Heightened pressure on the Syrian regime will not lead to the immediate collapse of Assad's regime, but it will chip away at his power. The policy shift will leave Damascus more isolated and may lead Syria's political and economic elite, particularly Sunnis, to reconsider their allegiance to Assad. The GCC countries' change of heart likely also precedes a coordinated international upsurge of diplomatic and economic pressure. Secretary of State Hilary Clinton has already signaled a firmer U.S. stance toward the regime, and new U.S. and European sanctions are expected in the next few weeks. Today, in fact, the US Treasury imposed sanctions on the commercial bank of Syria and its Lebanon-based subsidiary, as well as Syriatel, the country's largest mobile phone operator. These moves, like those of the Arab states, seek to nudge the middle classes in Aleppo and Damascus, which so far have not joined the ranks of the demonstrators en masse. But the Syrian regime remains unlikely to rethink its strategy. The country's military and security establishments are firmly committed to confronting the protesters aggressively, arguing that any other approach would strengthen the opposition.

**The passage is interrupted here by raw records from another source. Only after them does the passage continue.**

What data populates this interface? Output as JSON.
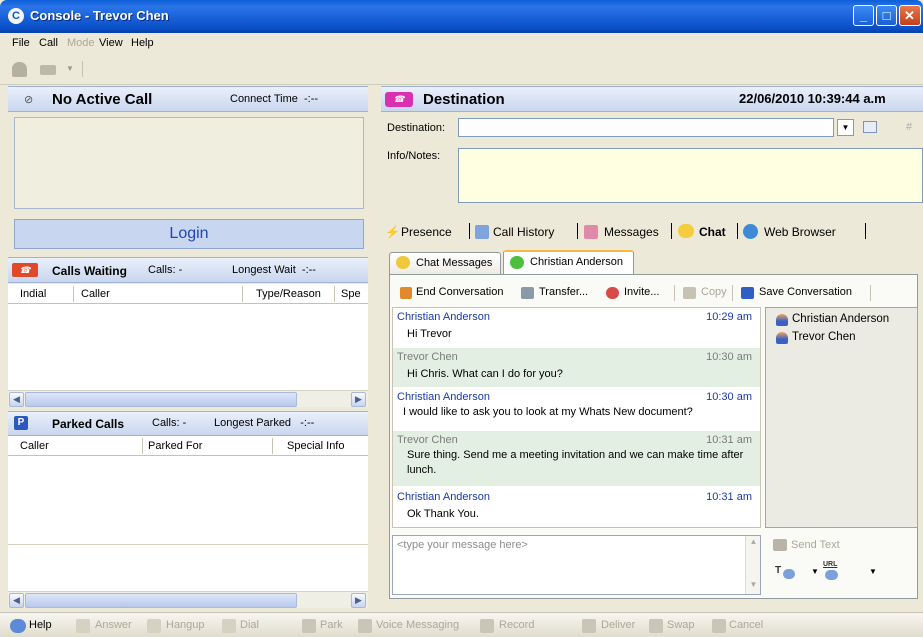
{
  "window": {
    "title": "Console - Trevor Chen",
    "app_icon_letter": "C"
  },
  "menu": [
    {
      "label": "File",
      "disabled": false
    },
    {
      "label": "Call",
      "disabled": false
    },
    {
      "label": "Mode",
      "disabled": true
    },
    {
      "label": "View",
      "disabled": false
    },
    {
      "label": "Help",
      "disabled": false
    }
  ],
  "call_panel": {
    "title": "No Active Call",
    "connect_label": "Connect Time",
    "connect_value": "-:--",
    "login_label": "Login"
  },
  "calls_waiting": {
    "title": "Calls Waiting",
    "calls_label": "Calls:",
    "calls_value": "-",
    "longest_label": "Longest Wait",
    "longest_value": "-:--",
    "columns": [
      "Indial",
      "Caller",
      "Type/Reason",
      "Spe"
    ]
  },
  "parked": {
    "title": "Parked Calls",
    "calls_label": "Calls:",
    "calls_value": "-",
    "longest_label": "Longest Parked",
    "longest_value": "-:--",
    "columns": [
      "Caller",
      "Parked For",
      "Special Info"
    ],
    "icon_letter": "P"
  },
  "destination": {
    "title": "Destination",
    "datetime": "22/06/2010 10:39:44 a.m",
    "destination_label": "Destination:",
    "destination_value": "",
    "notes_label": "Info/Notes:",
    "hash": "#"
  },
  "tabs": [
    {
      "label": "Presence",
      "active": false
    },
    {
      "label": "Call History",
      "active": false
    },
    {
      "label": "Messages",
      "active": false
    },
    {
      "label": "Chat",
      "active": true
    },
    {
      "label": "Web Browser",
      "active": false
    }
  ],
  "subtabs": [
    {
      "label": "Chat Messages",
      "active": false
    },
    {
      "label": "Christian Anderson",
      "active": true
    }
  ],
  "chat_tools": [
    {
      "label": "End Conversation",
      "disabled": false
    },
    {
      "label": "Transfer...",
      "disabled": false
    },
    {
      "label": "Invite...",
      "disabled": false
    },
    {
      "label": "Copy",
      "disabled": true
    },
    {
      "label": "Save Conversation",
      "disabled": false
    }
  ],
  "messages": [
    {
      "from": "Christian Anderson",
      "time": "10:29 am",
      "text": "Hi Trevor",
      "me": false
    },
    {
      "from": "Trevor Chen",
      "time": "10:30 am",
      "text": "Hi Chris. What can I do for you?",
      "me": true
    },
    {
      "from": "Christian Anderson",
      "time": "10:30 am",
      "text": "I would like to ask you to look at my Whats New document?",
      "me": false
    },
    {
      "from": "Trevor Chen",
      "time": "10:31 am",
      "text": "Sure thing. Send me a meeting invitation and we can make time after lunch.",
      "me": true
    },
    {
      "from": "Christian Anderson",
      "time": "10:31 am",
      "text": "Ok Thank You.",
      "me": false
    }
  ],
  "participants": [
    "Christian Anderson",
    "Trevor Chen"
  ],
  "compose": {
    "placeholder": "<type your message here>",
    "send_label": "Send Text"
  },
  "statusbar": [
    {
      "label": "Help",
      "disabled": false
    },
    {
      "label": "Answer",
      "disabled": true
    },
    {
      "label": "Hangup",
      "disabled": true
    },
    {
      "label": "Dial",
      "disabled": true
    },
    {
      "label": "Park",
      "disabled": true
    },
    {
      "label": "Voice Messaging",
      "disabled": true
    },
    {
      "label": "Record",
      "disabled": true
    },
    {
      "label": "Deliver",
      "disabled": true
    },
    {
      "label": "Swap",
      "disabled": true
    },
    {
      "label": "Cancel",
      "disabled": true
    }
  ],
  "colors": {
    "accent": "#0a5fd8",
    "link_blue": "#1a3aa8",
    "chat_highlight": "#e4efe4"
  }
}
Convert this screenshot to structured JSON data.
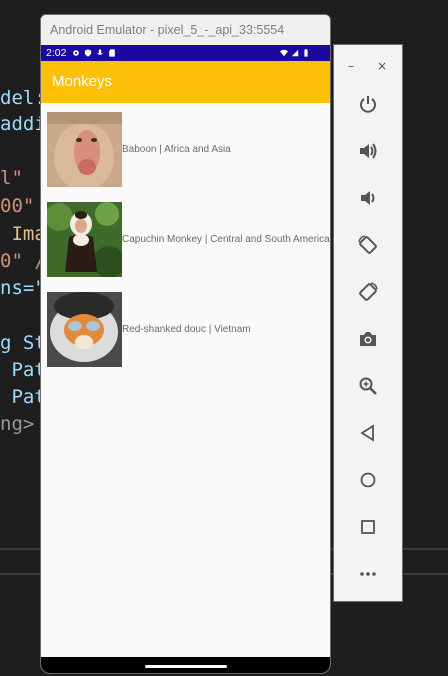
{
  "editor": {
    "lines": [
      {
        "segments": [
          {
            "t": "del:",
            "c": "c-blue"
          }
        ]
      },
      {
        "segments": [
          {
            "t": "addi",
            "c": "c-blue"
          }
        ]
      },
      {
        "segments": [
          {
            "t": "l\"",
            "c": "c-orange"
          }
        ]
      },
      {
        "segments": [
          {
            "t": "00\"",
            "c": "c-orange"
          }
        ]
      },
      {
        "segments": [
          {
            "t": " Ima",
            "c": "c-gold"
          }
        ]
      },
      {
        "segments": [
          {
            "t": "0\" /",
            "c": "c-orange"
          }
        ]
      },
      {
        "segments": [
          {
            "t": "ns=\"",
            "c": "c-blue"
          }
        ]
      },
      {
        "segments": [
          {
            "t": "g St",
            "c": "c-blue"
          }
        ]
      },
      {
        "segments": [
          {
            "t": " Pat",
            "c": "c-blue"
          }
        ]
      },
      {
        "segments": [
          {
            "t": " Pat",
            "c": "c-blue"
          }
        ]
      },
      {
        "segments": [
          {
            "t": "ng>",
            "c": "c-gray"
          }
        ]
      }
    ]
  },
  "emulator": {
    "window_title": "Android Emulator - pixel_5_-_api_33:5554",
    "status_time": "2:02",
    "app_title": "Monkeys",
    "items": [
      {
        "text": "Baboon | Africa and Asia",
        "image": "baboon"
      },
      {
        "text": "Capuchin Monkey | Central and South America",
        "image": "capuchin"
      },
      {
        "text": "Red-shanked douc | Vietnam",
        "image": "douc"
      }
    ]
  },
  "toolbar": {
    "minimize_glyph": "–",
    "close_glyph": "×",
    "buttons": [
      {
        "name": "power-icon"
      },
      {
        "name": "volume-up-icon"
      },
      {
        "name": "volume-down-icon"
      },
      {
        "name": "rotate-left-icon"
      },
      {
        "name": "rotate-right-icon"
      },
      {
        "name": "camera-icon"
      },
      {
        "name": "zoom-icon"
      },
      {
        "name": "back-icon"
      },
      {
        "name": "home-icon"
      },
      {
        "name": "overview-icon"
      },
      {
        "name": "more-icon"
      }
    ]
  },
  "colors": {
    "app_bar": "#ffc107",
    "status_bar": "#1a0aa0",
    "editor_bg": "#1e1e1e"
  }
}
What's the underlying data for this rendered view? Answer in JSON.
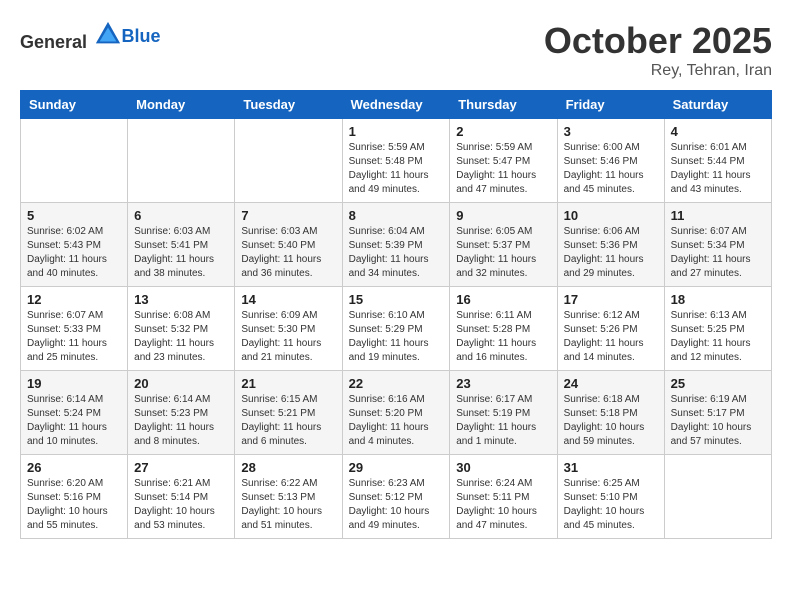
{
  "header": {
    "logo_general": "General",
    "logo_blue": "Blue",
    "month": "October 2025",
    "location": "Rey, Tehran, Iran"
  },
  "weekdays": [
    "Sunday",
    "Monday",
    "Tuesday",
    "Wednesday",
    "Thursday",
    "Friday",
    "Saturday"
  ],
  "weeks": [
    [
      {
        "day": "",
        "info": ""
      },
      {
        "day": "",
        "info": ""
      },
      {
        "day": "",
        "info": ""
      },
      {
        "day": "1",
        "info": "Sunrise: 5:59 AM\nSunset: 5:48 PM\nDaylight: 11 hours and 49 minutes."
      },
      {
        "day": "2",
        "info": "Sunrise: 5:59 AM\nSunset: 5:47 PM\nDaylight: 11 hours and 47 minutes."
      },
      {
        "day": "3",
        "info": "Sunrise: 6:00 AM\nSunset: 5:46 PM\nDaylight: 11 hours and 45 minutes."
      },
      {
        "day": "4",
        "info": "Sunrise: 6:01 AM\nSunset: 5:44 PM\nDaylight: 11 hours and 43 minutes."
      }
    ],
    [
      {
        "day": "5",
        "info": "Sunrise: 6:02 AM\nSunset: 5:43 PM\nDaylight: 11 hours and 40 minutes."
      },
      {
        "day": "6",
        "info": "Sunrise: 6:03 AM\nSunset: 5:41 PM\nDaylight: 11 hours and 38 minutes."
      },
      {
        "day": "7",
        "info": "Sunrise: 6:03 AM\nSunset: 5:40 PM\nDaylight: 11 hours and 36 minutes."
      },
      {
        "day": "8",
        "info": "Sunrise: 6:04 AM\nSunset: 5:39 PM\nDaylight: 11 hours and 34 minutes."
      },
      {
        "day": "9",
        "info": "Sunrise: 6:05 AM\nSunset: 5:37 PM\nDaylight: 11 hours and 32 minutes."
      },
      {
        "day": "10",
        "info": "Sunrise: 6:06 AM\nSunset: 5:36 PM\nDaylight: 11 hours and 29 minutes."
      },
      {
        "day": "11",
        "info": "Sunrise: 6:07 AM\nSunset: 5:34 PM\nDaylight: 11 hours and 27 minutes."
      }
    ],
    [
      {
        "day": "12",
        "info": "Sunrise: 6:07 AM\nSunset: 5:33 PM\nDaylight: 11 hours and 25 minutes."
      },
      {
        "day": "13",
        "info": "Sunrise: 6:08 AM\nSunset: 5:32 PM\nDaylight: 11 hours and 23 minutes."
      },
      {
        "day": "14",
        "info": "Sunrise: 6:09 AM\nSunset: 5:30 PM\nDaylight: 11 hours and 21 minutes."
      },
      {
        "day": "15",
        "info": "Sunrise: 6:10 AM\nSunset: 5:29 PM\nDaylight: 11 hours and 19 minutes."
      },
      {
        "day": "16",
        "info": "Sunrise: 6:11 AM\nSunset: 5:28 PM\nDaylight: 11 hours and 16 minutes."
      },
      {
        "day": "17",
        "info": "Sunrise: 6:12 AM\nSunset: 5:26 PM\nDaylight: 11 hours and 14 minutes."
      },
      {
        "day": "18",
        "info": "Sunrise: 6:13 AM\nSunset: 5:25 PM\nDaylight: 11 hours and 12 minutes."
      }
    ],
    [
      {
        "day": "19",
        "info": "Sunrise: 6:14 AM\nSunset: 5:24 PM\nDaylight: 11 hours and 10 minutes."
      },
      {
        "day": "20",
        "info": "Sunrise: 6:14 AM\nSunset: 5:23 PM\nDaylight: 11 hours and 8 minutes."
      },
      {
        "day": "21",
        "info": "Sunrise: 6:15 AM\nSunset: 5:21 PM\nDaylight: 11 hours and 6 minutes."
      },
      {
        "day": "22",
        "info": "Sunrise: 6:16 AM\nSunset: 5:20 PM\nDaylight: 11 hours and 4 minutes."
      },
      {
        "day": "23",
        "info": "Sunrise: 6:17 AM\nSunset: 5:19 PM\nDaylight: 11 hours and 1 minute."
      },
      {
        "day": "24",
        "info": "Sunrise: 6:18 AM\nSunset: 5:18 PM\nDaylight: 10 hours and 59 minutes."
      },
      {
        "day": "25",
        "info": "Sunrise: 6:19 AM\nSunset: 5:17 PM\nDaylight: 10 hours and 57 minutes."
      }
    ],
    [
      {
        "day": "26",
        "info": "Sunrise: 6:20 AM\nSunset: 5:16 PM\nDaylight: 10 hours and 55 minutes."
      },
      {
        "day": "27",
        "info": "Sunrise: 6:21 AM\nSunset: 5:14 PM\nDaylight: 10 hours and 53 minutes."
      },
      {
        "day": "28",
        "info": "Sunrise: 6:22 AM\nSunset: 5:13 PM\nDaylight: 10 hours and 51 minutes."
      },
      {
        "day": "29",
        "info": "Sunrise: 6:23 AM\nSunset: 5:12 PM\nDaylight: 10 hours and 49 minutes."
      },
      {
        "day": "30",
        "info": "Sunrise: 6:24 AM\nSunset: 5:11 PM\nDaylight: 10 hours and 47 minutes."
      },
      {
        "day": "31",
        "info": "Sunrise: 6:25 AM\nSunset: 5:10 PM\nDaylight: 10 hours and 45 minutes."
      },
      {
        "day": "",
        "info": ""
      }
    ]
  ]
}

Saudi leaders, meanwhile, are still on the fence about what the kingdom's Syria policy should be. They know that a political transition would be problematic and could spark a regional confrontation, which is why the king's speech, while criticizing the Syrian regime, also called on Assad to be courageous and introduce reforms. If Syrian policy remains unchanged over the next few weeks, however, the kingdom's position will likely shift toward outright opposition. Iran, in contrast, feels threatened by the potential loss of the Assad regime and of Iran's strategic depth on the shore of the Mediterranean, and has therefore reinforced its support of the Syrian government.
These opposing moves by Riyadh and Tehran suggest that Syria will become the focal point of Iran and Saudi Arabia's regional tussle for power. Indeed, many in Riyadh are beginning to perceive the upheaval as an opportunity to contain Iranian influence in the Middle East. In the meantime, all eyes are on Ankara to see if Turkey's leaders will be able to convince Assad to accelerate his reform program and resolve the crisis.
Ayham Kamel is an analyst in Eurasia Group's Middle East practice group.